It’s the 45th anniversary of what’s known as the “Jabidah massacre”, a previously under-acknowledged yet pivotal point in modern Philippine history.
Jabidah was the name of a special commando unit reportedly trained by the government of then-president Ferdinand Marcos to wreak havoc in Sabah in the 1960s. This was all part of an alleged secret plot to destabilise Sabah so that Marcos could begin proceedings to officially regain control of it from Malaysia. (The dispute over ownership of Sabah dates back to a Sultanate which ruled until the 19th century, from a seat in the southern Philippines. Malaysia still pays a fee to the descendants of that Sultan.)
When the alleged “Take Back Sabah” plan was brought to light by the late opposition senator Benigno Aquino Jr, the Muslim fighters Marcos reportedly recruited from the southern Philippines were killed by government forces in an attempt to bury any evidence of the plot.
The jury is still out on whether all of this is fact, or fiction.
Regardless, the story has sparked deep divisions in the Philippines and led to one of the world’s longest insurgencies – a Muslim secessionist movement that has spanned decades.

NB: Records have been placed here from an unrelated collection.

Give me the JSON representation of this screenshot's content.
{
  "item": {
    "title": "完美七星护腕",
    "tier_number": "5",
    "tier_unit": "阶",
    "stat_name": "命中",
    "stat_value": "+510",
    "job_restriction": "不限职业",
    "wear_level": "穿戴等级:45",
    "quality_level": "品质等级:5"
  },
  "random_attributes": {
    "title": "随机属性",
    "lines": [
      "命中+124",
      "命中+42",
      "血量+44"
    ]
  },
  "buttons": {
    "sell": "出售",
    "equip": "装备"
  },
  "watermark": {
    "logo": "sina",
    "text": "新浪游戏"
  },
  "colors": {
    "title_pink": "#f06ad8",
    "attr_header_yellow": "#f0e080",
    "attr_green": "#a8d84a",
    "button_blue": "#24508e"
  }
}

Forty-five years on, and for the first time, an incumbent Philippine president led commemorative rites on the island where the massacre is believed to have taken place. In his speech, President Aquino III (the late opposition senator’s son), unequivocally stated that the killings “really happened”. This is being seen by many, however, as a strategically timed attempt to pacify a rekindled ire among (though not exclusive to) Filipino Muslims over Aquino’s perceived “mishandling” of a more recent, also Sabah-related, event: the stand-off at Lahad-Datu between a group of Filipino fighters calling themselves the “Royal Sulu Forces” and Malaysian government troops.
The Aquino administration has been criticised as having sold out or kow-towing to Malaysia by not doing more to stop the Malaysian security forces’ offensive against some 200 Filipino fighters who tried to reclaim Sabah acting independently of the Philippine government.
Not to be overlooked in all this is Malaysia. The intricacies of the connections through time and space on this story are dizzyingly labyrinthine. Malaysia has been brokering the peace between the Philippine government and Muslim rebels – which is now in its final stages. But – as reported on Al Jazeera last week – both Muslim rebel leaders and a former Malaysian prime minister admit that the Philippine Muslim rebellion got much of its backing from Malaysia itself, in the hopes that this would quell and distract the Philippines from its claim to Sabah. Unfortunately, the over 40 year insurgency also meant over million people tried to escape the fighting through the years by fleeing to Sabah – which then created a whole slew of other problems for the Malaysians.
So now what? Sabah is a sore subject domestically for, and between, the two countries. Malaysia has to deal with the migrant Filipinos who have long felt ignored on Sabah, and the Aquino administration treads a fragile diplomatic line, not only with neighbouring Malaysia, but also its own disgruntled nationals.